[TASK BRIEF]
Figure out the number of lines in the data that hold the string "JSON". Reply with that figure only.

DATA PROVIDED section start

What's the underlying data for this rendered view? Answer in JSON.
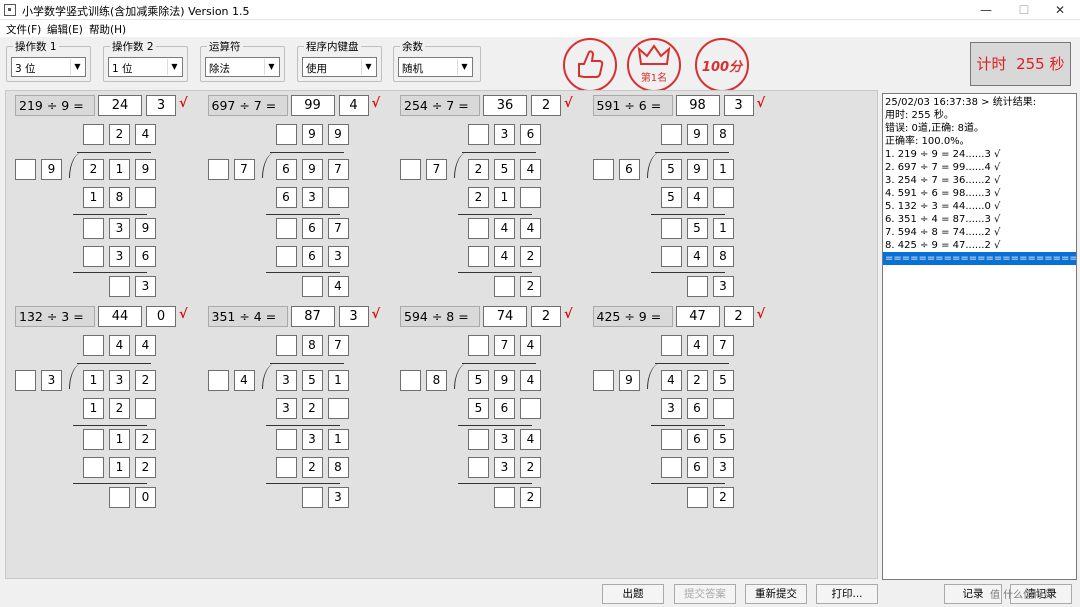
{
  "window": {
    "title": "小学数学竖式训练(含加减乘除法) Version 1.5",
    "minimize": "—",
    "maximize": "☐",
    "close": "✕"
  },
  "menu": [
    "文件(F)",
    "编辑(E)",
    "帮助(H)"
  ],
  "controls": [
    {
      "label": "操作数 1",
      "value": "3 位"
    },
    {
      "label": "操作数 2",
      "value": "1 位"
    },
    {
      "label": "运算符",
      "value": "除法"
    },
    {
      "label": "程序内键盘",
      "value": "使用"
    },
    {
      "label": "余数",
      "value": "随机"
    }
  ],
  "stamps": {
    "rank_text": "第1名",
    "score_text": "100分"
  },
  "timer": {
    "label": "计时",
    "value": "255 秒"
  },
  "check_mark": "√",
  "problems": [
    {
      "eq": "219 ÷ 9 =",
      "q": "24",
      "r": "3",
      "qd": [
        "",
        "2",
        "4"
      ],
      "div": [
        "",
        "9"
      ],
      "dvd": [
        "2",
        "1",
        "9"
      ],
      "s1": [
        "1",
        "8",
        ""
      ],
      "b1": [
        "",
        "3",
        "9"
      ],
      "s2": [
        "",
        "3",
        "6"
      ],
      "rem": [
        "",
        "3"
      ]
    },
    {
      "eq": "697 ÷ 7 =",
      "q": "99",
      "r": "4",
      "qd": [
        "",
        "9",
        "9"
      ],
      "div": [
        "",
        "7"
      ],
      "dvd": [
        "6",
        "9",
        "7"
      ],
      "s1": [
        "6",
        "3",
        ""
      ],
      "b1": [
        "",
        "6",
        "7"
      ],
      "s2": [
        "",
        "6",
        "3"
      ],
      "rem": [
        "",
        "4"
      ]
    },
    {
      "eq": "254 ÷ 7 =",
      "q": "36",
      "r": "2",
      "qd": [
        "",
        "3",
        "6"
      ],
      "div": [
        "",
        "7"
      ],
      "dvd": [
        "2",
        "5",
        "4"
      ],
      "s1": [
        "2",
        "1",
        ""
      ],
      "b1": [
        "",
        "4",
        "4"
      ],
      "s2": [
        "",
        "4",
        "2"
      ],
      "rem": [
        "",
        "2"
      ]
    },
    {
      "eq": "591 ÷ 6 =",
      "q": "98",
      "r": "3",
      "qd": [
        "",
        "9",
        "8"
      ],
      "div": [
        "",
        "6"
      ],
      "dvd": [
        "5",
        "9",
        "1"
      ],
      "s1": [
        "5",
        "4",
        ""
      ],
      "b1": [
        "",
        "5",
        "1"
      ],
      "s2": [
        "",
        "4",
        "8"
      ],
      "rem": [
        "",
        "3"
      ]
    },
    {
      "eq": "132 ÷ 3 =",
      "q": "44",
      "r": "0",
      "qd": [
        "",
        "4",
        "4"
      ],
      "div": [
        "",
        "3"
      ],
      "dvd": [
        "1",
        "3",
        "2"
      ],
      "s1": [
        "1",
        "2",
        ""
      ],
      "b1": [
        "",
        "1",
        "2"
      ],
      "s2": [
        "",
        "1",
        "2"
      ],
      "rem": [
        "",
        "0"
      ]
    },
    {
      "eq": "351 ÷ 4 =",
      "q": "87",
      "r": "3",
      "qd": [
        "",
        "8",
        "7"
      ],
      "div": [
        "",
        "4"
      ],
      "dvd": [
        "3",
        "5",
        "1"
      ],
      "s1": [
        "3",
        "2",
        ""
      ],
      "b1": [
        "",
        "3",
        "1"
      ],
      "s2": [
        "",
        "2",
        "8"
      ],
      "rem": [
        "",
        "3"
      ]
    },
    {
      "eq": "594 ÷ 8 =",
      "q": "74",
      "r": "2",
      "qd": [
        "",
        "7",
        "4"
      ],
      "div": [
        "",
        "8"
      ],
      "dvd": [
        "5",
        "9",
        "4"
      ],
      "s1": [
        "5",
        "6",
        ""
      ],
      "b1": [
        "",
        "3",
        "4"
      ],
      "s2": [
        "",
        "3",
        "2"
      ],
      "rem": [
        "",
        "2"
      ]
    },
    {
      "eq": "425 ÷ 9 =",
      "q": "47",
      "r": "2",
      "qd": [
        "",
        "4",
        "7"
      ],
      "div": [
        "",
        "9"
      ],
      "dvd": [
        "4",
        "2",
        "5"
      ],
      "s1": [
        "3",
        "6",
        ""
      ],
      "b1": [
        "",
        "6",
        "5"
      ],
      "s2": [
        "",
        "6",
        "3"
      ],
      "rem": [
        "",
        "2"
      ]
    }
  ],
  "log": {
    "lines": [
      "25/02/03 16:37:38 > 统计结果:",
      "用时: 255 秒。",
      "错误: 0道,正确: 8道。",
      "正确率: 100.0%。",
      "1. 219 ÷ 9 = 24......3 √",
      "2. 697 ÷ 7 = 99......4 √",
      "3. 254 ÷ 7 = 36......2 √",
      "4. 591 ÷ 6 = 98......3 √",
      "5. 132 ÷ 3 = 44......0 √",
      "6. 351 ÷ 4 = 87......3 √",
      "7. 594 ÷ 8 = 74......2 √",
      "8. 425 ÷ 9 = 47......2 √"
    ],
    "selected": "================================"
  },
  "buttons": [
    {
      "label": "出题",
      "enabled": true
    },
    {
      "label": "提交答案",
      "enabled": false
    },
    {
      "label": "重新提交",
      "enabled": true
    },
    {
      "label": "打印...",
      "enabled": true
    },
    {
      "label": "记录",
      "enabled": true
    },
    {
      "label": "清记录",
      "enabled": true
    }
  ],
  "watermark": "值 什么值得买"
}
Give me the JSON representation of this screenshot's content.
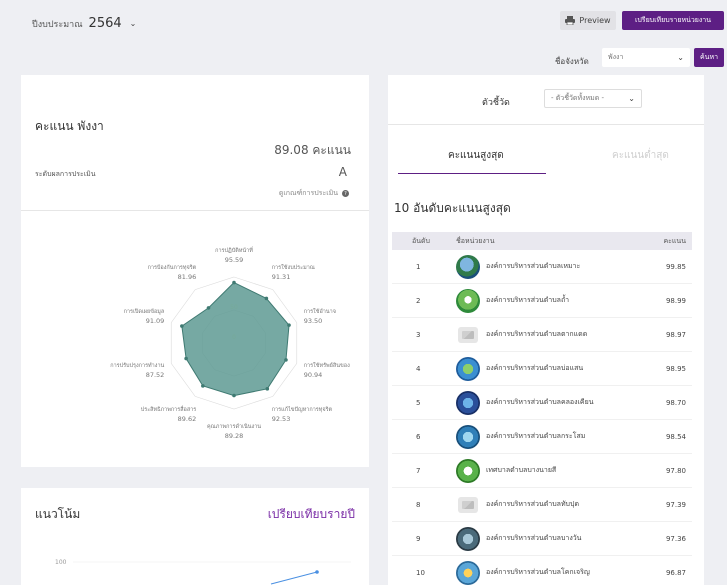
{
  "header": {
    "year_label": "ปีงบประมาณ",
    "year_value": "2564",
    "preview_label": "Preview",
    "compare_label": "เปรียบเทียบรายหน่วยงาน",
    "province_label": "ชื่อจังหวัด",
    "province_value": "พังงา",
    "search_label": "ค้นหา"
  },
  "score_card": {
    "title": "คะแนน พังงา",
    "score": "89.08 คะแนน",
    "level_label": "ระดับผลการประเมิน",
    "level_value": "A",
    "criteria_link": "ดูเกณฑ์การประเมิน"
  },
  "chart_data": [
    {
      "type": "radar",
      "axis_scale": [
        0,
        50
      ],
      "categories": [
        {
          "label": "การปฏิบัติหน้าที่",
          "value": 95.59
        },
        {
          "label": "การใช้งบประมาณ",
          "value": 91.31
        },
        {
          "label": "การใช้อำนาจ",
          "value": 93.5
        },
        {
          "label": "การใช้ทรัพย์สินของ",
          "value": 90.94
        },
        {
          "label": "การแก้ไขปัญหาการทุจริต",
          "value": 92.53
        },
        {
          "label": "คุณภาพการดำเนินงาน",
          "value": 89.28
        },
        {
          "label": "ประสิทธิภาพการสื่อสาร",
          "value": 89.62
        },
        {
          "label": "การปรับปรุงการทำงาน",
          "value": 87.52
        },
        {
          "label": "การเปิดเผยข้อมูล",
          "value": 91.09
        },
        {
          "label": "การป้องกันการทุจริต",
          "value": 81.96
        }
      ],
      "value_labels": [
        "95.59",
        "91.31",
        "93.50",
        "90.94",
        "92.53",
        "89.28",
        "89.62",
        "87.52",
        "91.09",
        "81.96"
      ],
      "fill_color": "#5e9a93",
      "stroke_color": "#3f7a72"
    },
    {
      "type": "line",
      "yticks": [
        "100"
      ]
    }
  ],
  "trend": {
    "title": "แนวโน้ม",
    "link": "เปรียบเทียบรายปี"
  },
  "ranking": {
    "indicator_label": "ตัวชี้วัด",
    "indicator_value": "- ตัวชี้วัดทั้งหมด -",
    "tab_high": "คะแนนสูงสุด",
    "tab_low": "คะแนนต่ำสุด",
    "title": "10 อันดับคะแนนสูงสุด",
    "columns": [
      "อันดับ",
      "ชื่อหน่วยงาน",
      "คะแนน"
    ],
    "rows": [
      {
        "rank": "1",
        "name": "องค์การบริหารส่วนตำบลเหมาะ",
        "score": "99.85",
        "logo": "logo-a"
      },
      {
        "rank": "2",
        "name": "องค์การบริหารส่วนตำบลถ้ำ",
        "score": "98.99",
        "logo": "logo-b"
      },
      {
        "rank": "3",
        "name": "องค์การบริหารส่วนตำบลตากแดด",
        "score": "98.97",
        "logo": "placeholder"
      },
      {
        "rank": "4",
        "name": "องค์การบริหารส่วนตำบลบ่อแสน",
        "score": "98.95",
        "logo": "logo-c"
      },
      {
        "rank": "5",
        "name": "องค์การบริหารส่วนตำบลคลองเคียน",
        "score": "98.70",
        "logo": "logo-d"
      },
      {
        "rank": "6",
        "name": "องค์การบริหารส่วนตำบลกระโสม",
        "score": "98.54",
        "logo": "logo-e"
      },
      {
        "rank": "7",
        "name": "เทศบาลตำบลบางนายสี",
        "score": "97.80",
        "logo": "logo-f"
      },
      {
        "rank": "8",
        "name": "องค์การบริหารส่วนตำบลทับปุด",
        "score": "97.39",
        "logo": "placeholder"
      },
      {
        "rank": "9",
        "name": "องค์การบริหารส่วนตำบลบางวัน",
        "score": "97.36",
        "logo": "logo-g"
      },
      {
        "rank": "10",
        "name": "องค์การบริหารส่วนตำบลโคกเจริญ",
        "score": "96.87",
        "logo": "logo-h"
      }
    ]
  }
}
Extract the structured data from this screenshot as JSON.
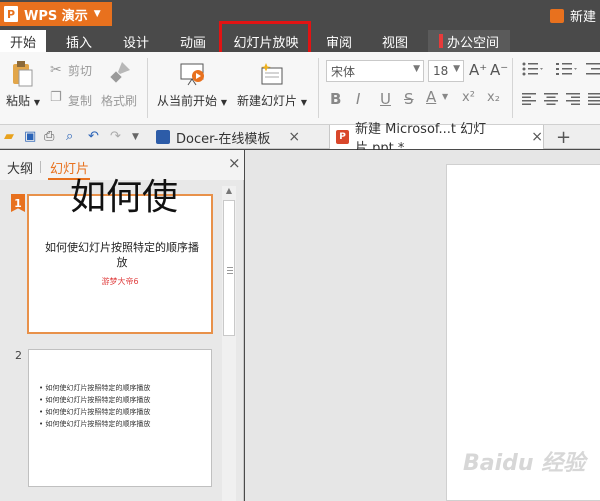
{
  "app": {
    "name": "WPS 演示",
    "new_label": "新建"
  },
  "menu": {
    "tabs": [
      "开始",
      "插入",
      "设计",
      "动画",
      "幻灯片放映",
      "审阅",
      "视图",
      "办公空间"
    ],
    "active": "开始"
  },
  "ribbon": {
    "paste": "粘贴",
    "cut": "剪切",
    "copy": "复制",
    "format_painter": "格式刷",
    "from_current": "从当前开始",
    "new_slide": "新建幻灯片",
    "font_name": "宋体",
    "font_size": "18",
    "bold": "B",
    "italic": "I",
    "underline": "U",
    "strike": "S",
    "font_color": "A",
    "superscript": "x²",
    "subscript": "x₂",
    "grow_font": "A⁺",
    "shrink_font": "A⁻"
  },
  "doctabs": {
    "docer": "Docer-在线模板",
    "current": "新建 Microsof...t 幻灯片.ppt *",
    "close": "×",
    "add": "+"
  },
  "panel": {
    "tab_outline": "大纲",
    "tab_slides": "幻灯片",
    "close": "×"
  },
  "slides": [
    {
      "number": "1",
      "title": "如何使幻灯片按照特定的顺序播放",
      "subtitle": "游梦大帝6"
    },
    {
      "number": "2",
      "bullets": [
        "如何使幻灯片按照特定的顺序播放",
        "如何使幻灯片按照特定的顺序播放",
        "如何使幻灯片按照特定的顺序播放",
        "如何使幻灯片按照特定的顺序播放"
      ]
    }
  ],
  "main_slide": {
    "title": "如何使"
  },
  "watermark": "Baidu 经验",
  "colors": {
    "accent": "#e8711e",
    "highlight": "#e21313",
    "titlebar": "#4a4a4a"
  }
}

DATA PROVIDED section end

[WRITTEN RESPONSE]
3